As to their present name, signifying in its present Russian spelling "self-eaters," many ingenious theories have been advanced, but that proposed by Schrenk, who derived the name "Samo-yedes" from "Syroyadtsy," or "raw-eaters," leaves much to be desired.
Since the researches of Schrenk it may be regarded as settled that in historical times the Samoyedes were inhabitants of the so-called Ugria in the northern Urals, while Radlov considers that the numberless graves containing remains of the Bronze Period which are scattered throughout W.
He was succeeded by Karl Freiherr von Schrenk auf Notzing (1806-1884), an official of Liberal tendencies who had been Bavarian representative in the diet of the Confederation.
In foreign affairs Schrenk, like his predecessor, aimed at safeguarding the independence of Bavaria, and supported the idea of superseding the actual constitution of the Confederation by a supreme directory, in which Bavaria, as leader of the purely German states, would hold the balance between Prussia and Austria.
The government was at first carried on by Schrenk and Pfordten in concert.

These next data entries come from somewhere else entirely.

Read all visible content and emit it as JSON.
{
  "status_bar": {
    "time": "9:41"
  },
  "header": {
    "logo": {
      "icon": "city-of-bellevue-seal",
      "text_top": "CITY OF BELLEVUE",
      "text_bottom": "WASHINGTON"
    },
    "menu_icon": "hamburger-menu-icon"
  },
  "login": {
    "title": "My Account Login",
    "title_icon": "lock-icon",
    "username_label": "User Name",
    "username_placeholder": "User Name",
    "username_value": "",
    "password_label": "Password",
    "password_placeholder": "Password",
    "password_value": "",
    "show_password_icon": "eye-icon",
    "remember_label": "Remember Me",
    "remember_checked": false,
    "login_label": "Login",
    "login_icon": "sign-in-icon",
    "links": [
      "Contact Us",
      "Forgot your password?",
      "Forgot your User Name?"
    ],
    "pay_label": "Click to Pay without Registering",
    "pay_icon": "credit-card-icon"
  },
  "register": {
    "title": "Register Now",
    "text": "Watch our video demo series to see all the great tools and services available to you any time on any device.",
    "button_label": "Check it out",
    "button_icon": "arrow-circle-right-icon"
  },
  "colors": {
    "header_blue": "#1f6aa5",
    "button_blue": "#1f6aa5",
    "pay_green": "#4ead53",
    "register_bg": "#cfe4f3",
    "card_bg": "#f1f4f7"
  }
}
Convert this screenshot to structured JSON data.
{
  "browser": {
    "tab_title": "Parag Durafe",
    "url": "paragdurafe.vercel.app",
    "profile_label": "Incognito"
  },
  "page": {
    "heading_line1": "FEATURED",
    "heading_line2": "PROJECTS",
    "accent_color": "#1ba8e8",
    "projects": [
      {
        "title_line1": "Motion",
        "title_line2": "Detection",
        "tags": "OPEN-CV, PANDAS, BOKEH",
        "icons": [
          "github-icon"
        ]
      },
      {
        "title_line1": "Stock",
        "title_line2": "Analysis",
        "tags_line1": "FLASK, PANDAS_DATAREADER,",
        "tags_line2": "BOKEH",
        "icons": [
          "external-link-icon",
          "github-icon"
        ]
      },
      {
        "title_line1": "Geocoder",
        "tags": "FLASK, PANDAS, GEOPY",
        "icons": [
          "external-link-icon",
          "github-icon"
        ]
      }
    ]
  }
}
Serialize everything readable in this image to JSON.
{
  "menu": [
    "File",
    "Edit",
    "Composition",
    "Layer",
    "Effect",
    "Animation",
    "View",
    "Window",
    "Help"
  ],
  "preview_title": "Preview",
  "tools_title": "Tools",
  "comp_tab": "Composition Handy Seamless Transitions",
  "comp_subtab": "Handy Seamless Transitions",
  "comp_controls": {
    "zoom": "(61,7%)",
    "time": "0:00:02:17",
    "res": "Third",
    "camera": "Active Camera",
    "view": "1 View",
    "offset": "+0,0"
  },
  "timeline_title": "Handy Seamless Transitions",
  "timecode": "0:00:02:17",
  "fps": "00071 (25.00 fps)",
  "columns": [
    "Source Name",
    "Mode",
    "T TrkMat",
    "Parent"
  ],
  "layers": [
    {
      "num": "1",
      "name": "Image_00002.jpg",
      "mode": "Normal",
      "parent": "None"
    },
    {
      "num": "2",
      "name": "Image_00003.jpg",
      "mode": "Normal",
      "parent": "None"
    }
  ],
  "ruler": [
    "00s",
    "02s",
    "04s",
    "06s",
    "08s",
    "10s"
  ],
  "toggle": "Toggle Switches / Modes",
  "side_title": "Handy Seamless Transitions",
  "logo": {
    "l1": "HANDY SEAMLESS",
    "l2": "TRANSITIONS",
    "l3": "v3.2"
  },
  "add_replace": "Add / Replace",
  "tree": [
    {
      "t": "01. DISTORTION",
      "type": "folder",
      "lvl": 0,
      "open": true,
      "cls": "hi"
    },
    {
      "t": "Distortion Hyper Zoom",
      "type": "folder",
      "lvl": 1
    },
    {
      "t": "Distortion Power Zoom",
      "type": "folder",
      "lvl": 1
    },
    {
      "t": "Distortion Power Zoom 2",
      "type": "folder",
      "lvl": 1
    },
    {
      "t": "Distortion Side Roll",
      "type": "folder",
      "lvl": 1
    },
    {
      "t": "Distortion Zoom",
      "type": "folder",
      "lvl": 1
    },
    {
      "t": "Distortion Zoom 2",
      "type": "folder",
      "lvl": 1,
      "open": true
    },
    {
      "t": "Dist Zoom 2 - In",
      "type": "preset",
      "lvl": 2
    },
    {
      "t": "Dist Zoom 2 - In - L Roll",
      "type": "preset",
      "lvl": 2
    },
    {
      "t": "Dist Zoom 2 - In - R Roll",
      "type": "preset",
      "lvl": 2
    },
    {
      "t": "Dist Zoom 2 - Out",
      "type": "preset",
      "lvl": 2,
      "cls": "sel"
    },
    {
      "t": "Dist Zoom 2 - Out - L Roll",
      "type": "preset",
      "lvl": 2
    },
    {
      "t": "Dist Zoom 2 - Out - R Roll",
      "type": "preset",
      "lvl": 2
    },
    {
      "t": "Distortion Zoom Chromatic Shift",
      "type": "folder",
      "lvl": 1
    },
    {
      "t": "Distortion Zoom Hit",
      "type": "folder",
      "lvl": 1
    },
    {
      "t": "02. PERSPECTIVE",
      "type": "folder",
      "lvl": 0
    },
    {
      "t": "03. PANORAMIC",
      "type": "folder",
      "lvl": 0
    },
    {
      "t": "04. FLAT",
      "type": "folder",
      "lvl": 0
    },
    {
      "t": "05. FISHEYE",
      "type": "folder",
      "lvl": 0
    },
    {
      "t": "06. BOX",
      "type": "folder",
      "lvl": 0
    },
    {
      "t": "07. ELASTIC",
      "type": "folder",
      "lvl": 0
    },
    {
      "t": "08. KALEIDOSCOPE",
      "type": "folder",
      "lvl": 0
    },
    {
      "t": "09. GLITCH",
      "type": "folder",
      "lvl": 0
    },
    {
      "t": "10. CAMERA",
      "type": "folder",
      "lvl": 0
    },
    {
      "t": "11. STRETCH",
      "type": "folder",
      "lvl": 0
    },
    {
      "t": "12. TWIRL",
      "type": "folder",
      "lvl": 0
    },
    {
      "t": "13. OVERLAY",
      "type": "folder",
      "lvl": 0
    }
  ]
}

Schrenk soon retired, when the Bavarian government found it necessary, in order to maintain its position in the Prussian Zollverein, to become a party to the Prussian commercial treaty with France, signed in 1862.